Bug #31452 problems with setting column default to current_timestamp
Submitted: 8 Oct 2007 14:59 Modified: 8 Oct 2007 22:49
Reporter: Dmitry Tkach Email Updates:
Status: Not a Bug Impact on me:
None 
Category:MySQL Server: DDL Severity:S2 (Serious)
Version:5.0.45 OS:Any
Assigned to: CPU Architecture:Any

[8 Oct 2007 14:59] Dmitry Tkach
Description:
mysql> create table xyz(a timestamp, b timestamp default current_timestamp);

ERROR 1293 (HY000): Incorrect table definition; there can be only one TIMESTAMP column with CURRENT_TIMESTAMP in DEFAULT or ON UPDATE clause

????????

First, I DO only have one. Second, why in the world can I not have two????
Furthermore:

mysql> create table xyz (a timestamp);
Query OK, 0 rows affected (0.00 sec)

mysql> alter table xyz alter a set default current_timestamp;
ERROR 1064 (42000): You have an error in your SQL syntax; check the manual that corresponds to your MySQL server version for the right syntax to use near 'current_timestamp' at line 1

?????

How to repeat:
see description
[8 Oct 2007 15:47] Miguel Solorzano
Thank you for the bug report.

mysql> alter table xyz change a a timestamp default current_timestamp;
Query OK, 0 rows affected (0.04 sec)
Records: 0  Duplicates: 0  Warnings: 0

mysql> show create table xyz\G
*************************** 1. row ***************************
       Table: xyz
Create Table: CREATE TABLE `xyz` (
  `a` timestamp NOT NULL default CURRENT_TIMESTAMP
) ENGINE=MyISAM DEFAULT CHARSET=latin1
1 row in set (0.00 sec)

mysql>
[8 Oct 2007 22:49] Dmitry Tkach
I don't understand how this is "not a bug".
\h alter table says
ALTER [IGNORE] TABLE tbl_name
    alter_specification

alter_specification:
...
| ALTER [COLUMN] col_name {SET DEFAULT literal | DROP DEFAULT}

I do exactly that and it does not work. You must have some definition of "bug", that's very different from mine :-)

In any event, what about the first part:
mysql> create table a (a timestamp, b timestamp default current_timestamp);
ERROR 1293 (HY000): Incorrect table definition; there can be only one TIMESTAMP column with CURRENT_TIMESTAMP in DEFAULT or ON UPDATE clause
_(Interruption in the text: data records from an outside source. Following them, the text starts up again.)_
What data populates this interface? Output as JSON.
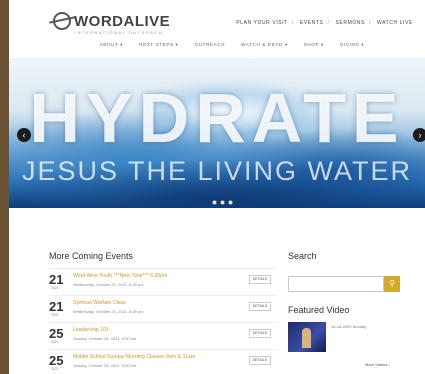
{
  "site": {
    "logo_text": "WORDALIVE",
    "logo_sub": "INTERNATIONAL OUTREACH"
  },
  "top_links": [
    "PLAN YOUR VISIT",
    "EVENTS",
    "SERMONS",
    "WATCH LIVE"
  ],
  "nav": [
    "ABOUT ▾",
    "NEXT STEPS ▾",
    "OUTREACH",
    "WATCH & READ ▾",
    "SHOP ▾",
    "GIVING ▾"
  ],
  "hero": {
    "title": "HYDRATE",
    "subtitle": "JESUS THE LIVING WATER",
    "prev": "‹",
    "next": "›"
  },
  "events": {
    "heading": "More Coming Events",
    "details_label": "DETAILS",
    "items": [
      {
        "day": "21",
        "year": "2021",
        "name": "Word Alive Youth ***New Time*** 6:30pm",
        "date": "Wednesday, October 21, 2021, 6:30 pm"
      },
      {
        "day": "21",
        "year": "2021",
        "name": "Spiritual Warfare Class",
        "date": "Wednesday, October 21, 2021, 6:30 pm"
      },
      {
        "day": "25",
        "year": "2021",
        "name": "Leadership 101",
        "date": "Sunday, October 25, 2021, 9:00 am"
      },
      {
        "day": "25",
        "year": "2021",
        "name": "Middle School Sunday Morning Classes 9am & 11am",
        "date": "Sunday, October 25, 2021, 9:00 am"
      }
    ]
  },
  "sidebar": {
    "search_heading": "Search",
    "search_placeholder": "",
    "search_icon": "magnifier-icon",
    "video_heading": "Featured Video",
    "video_caption": "10-18-2020 Sunday",
    "more_videos": "More Videos ›"
  },
  "colors": {
    "accent": "#d4a92c",
    "event_link": "#c79a2b",
    "frame": "#6b5233"
  }
}
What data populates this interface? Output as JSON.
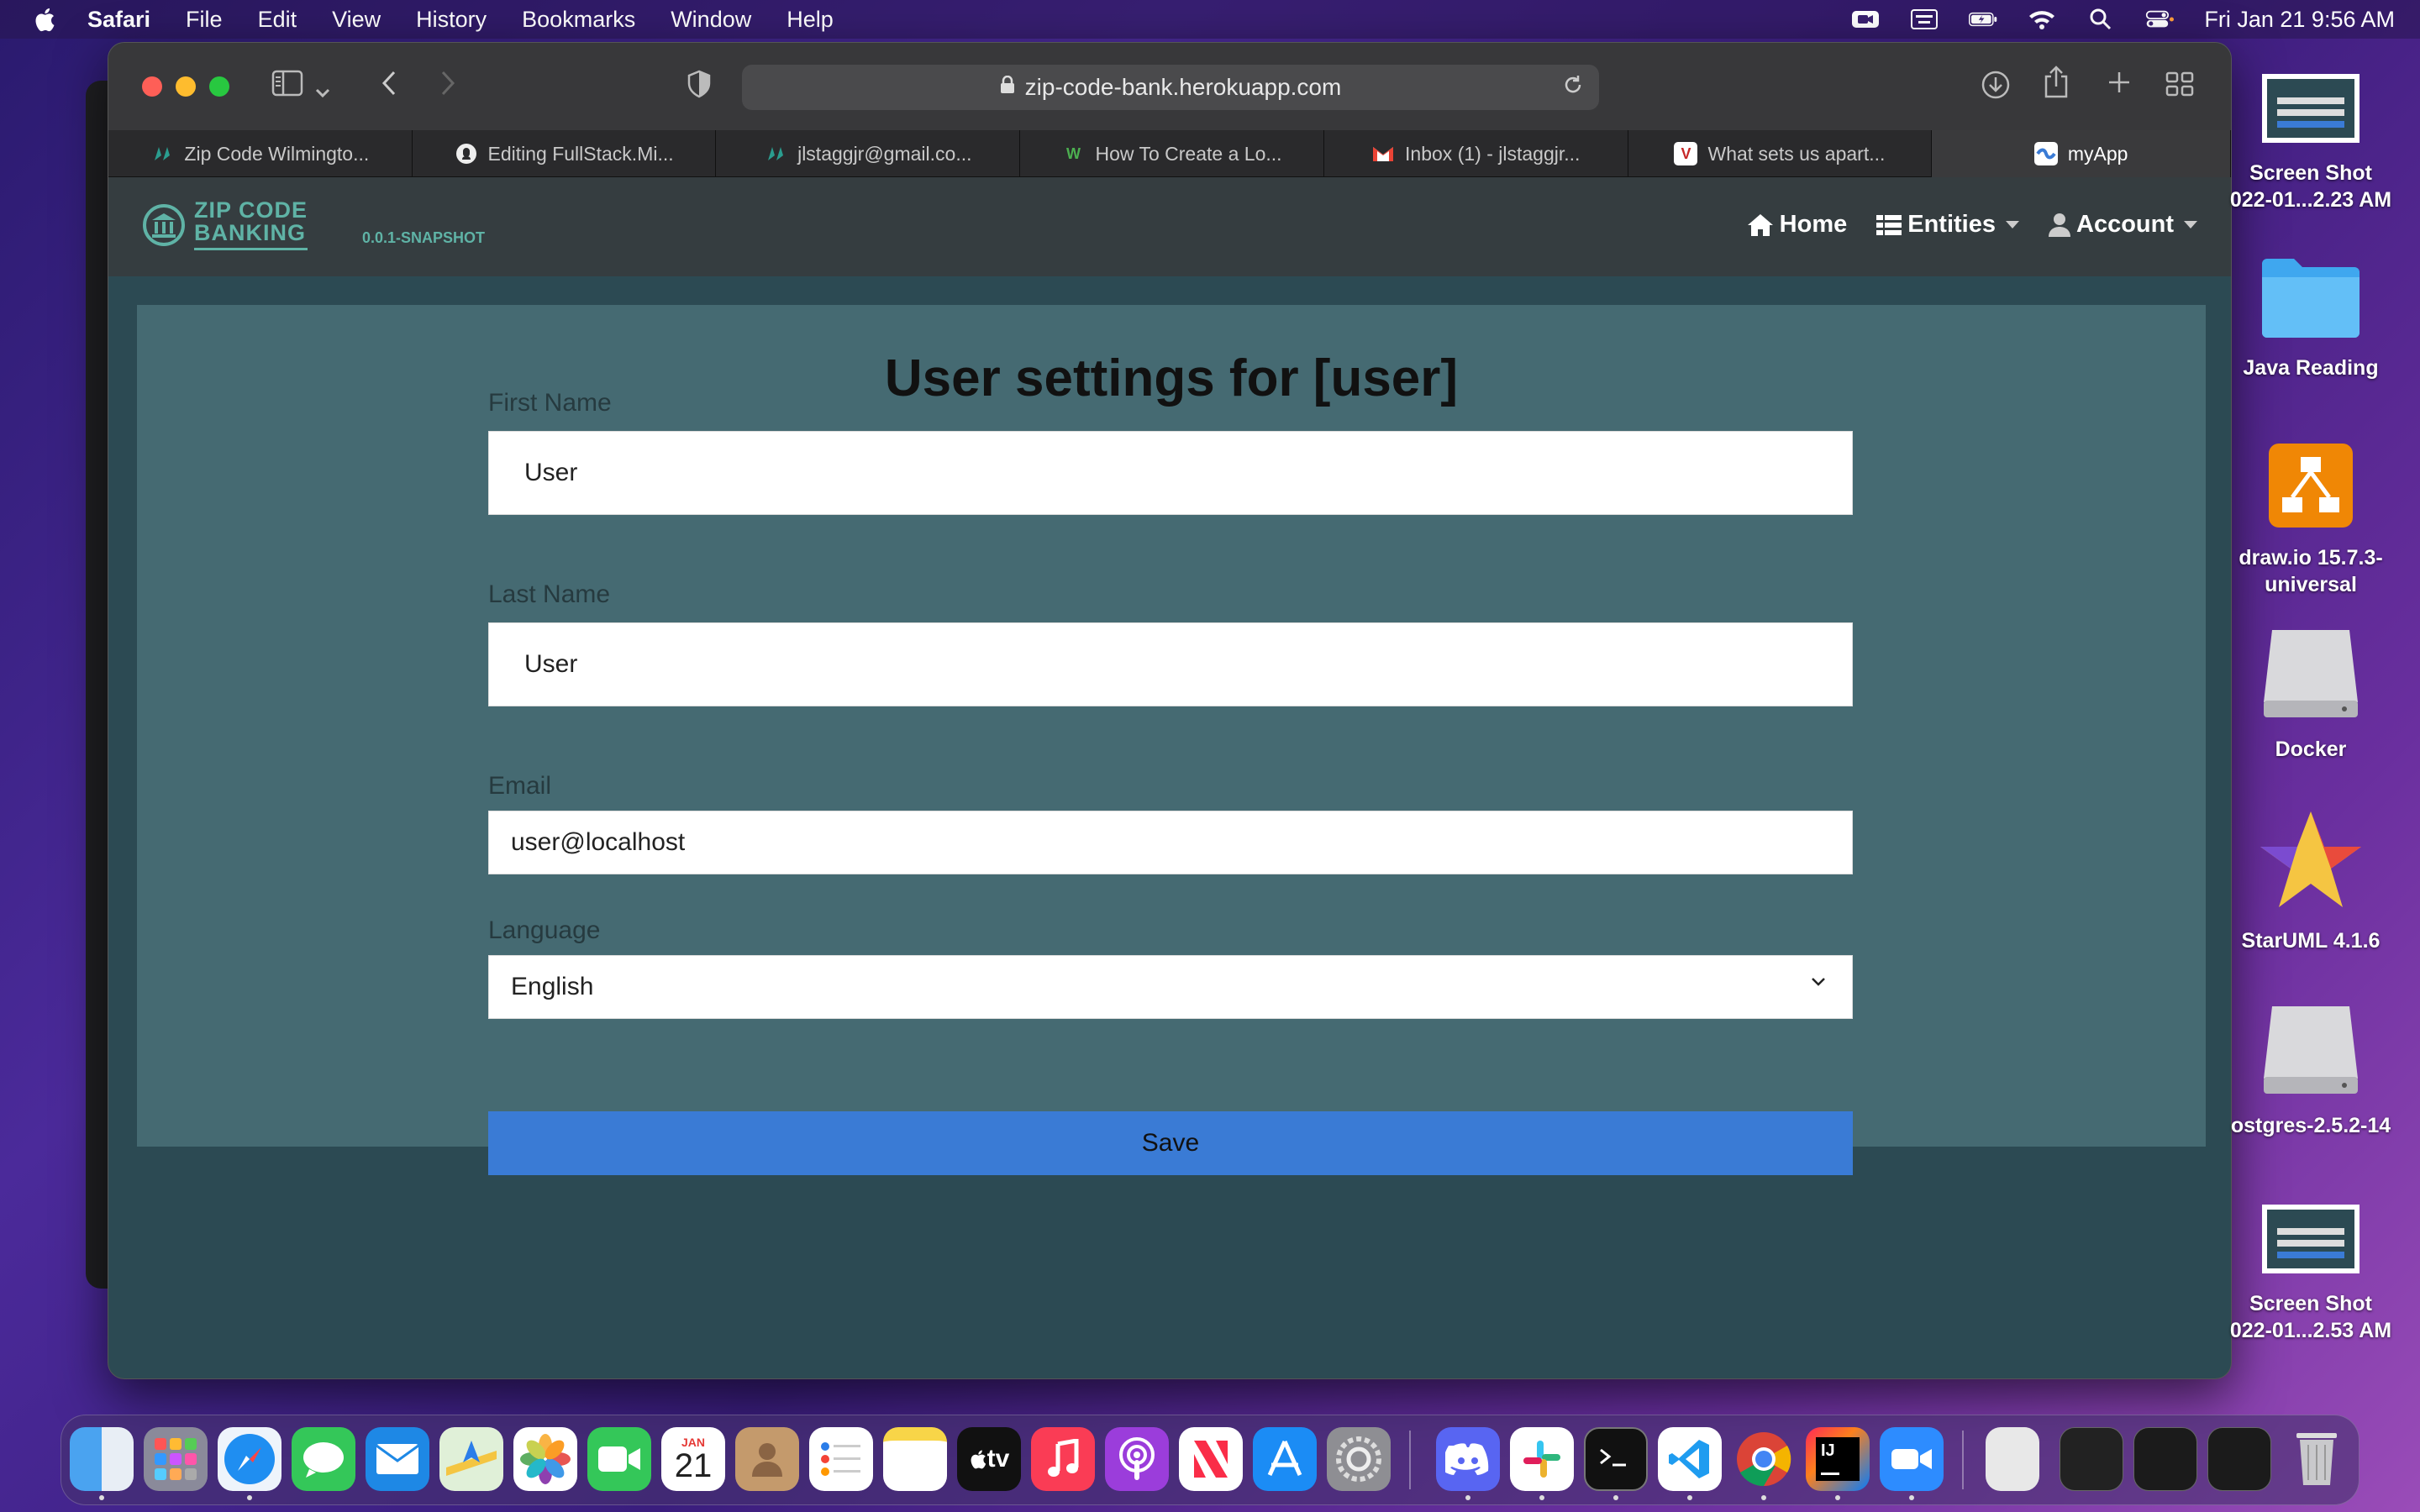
{
  "menubar": {
    "app_name": "Safari",
    "items": [
      "File",
      "Edit",
      "View",
      "History",
      "Bookmarks",
      "Window",
      "Help"
    ],
    "datetime": "Fri Jan 21  9:56 AM"
  },
  "browser": {
    "url": "zip-code-bank.herokuapp.com",
    "tabs": [
      {
        "label": "Zip Code Wilmingto...",
        "icon": "zipcode-favicon"
      },
      {
        "label": "Editing FullStack.Mi...",
        "icon": "github-favicon"
      },
      {
        "label": "jlstaggjr@gmail.co...",
        "icon": "zipcode-favicon"
      },
      {
        "label": "How To Create a Lo...",
        "icon": "w-favicon"
      },
      {
        "label": "Inbox (1) - jlstaggjr...",
        "icon": "gmail-favicon"
      },
      {
        "label": "What sets us apart...",
        "icon": "v-favicon"
      },
      {
        "label": "myApp",
        "icon": "app-favicon"
      }
    ]
  },
  "app": {
    "logo_line1": "ZIP CODE",
    "logo_line2": "BANKING",
    "version": "0.0.1-SNAPSHOT",
    "nav": {
      "home": "Home",
      "entities": "Entities",
      "account": "Account"
    }
  },
  "settings": {
    "title_prefix": "User settings for [",
    "title_user": "user",
    "title_suffix": "]",
    "first_name_label": "First Name",
    "first_name_value": "User",
    "last_name_label": "Last Name",
    "last_name_value": "User",
    "email_label": "Email",
    "email_value": "user@localhost",
    "language_label": "Language",
    "language_value": "English",
    "save_label": "Save"
  },
  "desktop": {
    "items": [
      {
        "line1": "Screen Shot",
        "line2": "022-01...2.23 AM"
      },
      {
        "line1": "Java Reading",
        "line2": ""
      },
      {
        "line1": "draw.io 15.7.3-",
        "line2": "universal"
      },
      {
        "line1": "Docker",
        "line2": ""
      },
      {
        "line1": "StarUML 4.1.6",
        "line2": ""
      },
      {
        "line1": "ostgres-2.5.2-14",
        "line2": ""
      },
      {
        "line1": "Screen Shot",
        "line2": "022-01...2.53 AM"
      }
    ]
  },
  "dock": {
    "calendar_month": "JAN",
    "calendar_day": "21",
    "tv_label": "tv"
  },
  "colors": {
    "panel": "#456a72",
    "save_button": "#3a7bd5",
    "logo": "#5fb3a6"
  }
}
Is this somehow intended behavior too? :-)
[9 Oct 2007 17:52] Sergei Golubchik
Yes. See http://dev.mysql.com/doc/refman/5.0/en/timestamp.html starting from "In a CREATE TABLE statement, the first TIMESTAMP column can be declared in any of the following ways:"
[5 Jan 2009 20:13] Matt Kantor
What is the reasoning behind this "feature"?  I haven't looked at the source code, but allowing two columns to be CURRENT_TIMESTAMP by default/on update seems like it would be trivial to implement.  It'd definitely be very useful; I often want created_at and modified_at columns in the same table.
[17 Feb 2010 6:22] Jonathan Harker
Sorry, but how is ERROR 1293 not a bug?
[17 Jan 2011 7:11] Parvesh Garg
I second all reasons for this being a bug (if somebody wants, can call it feature request or feature removal request). The mere reason that this is documented does not mean its valid.

created_on, modified_on are the most used columns in well designed databases. please to be taking community seriously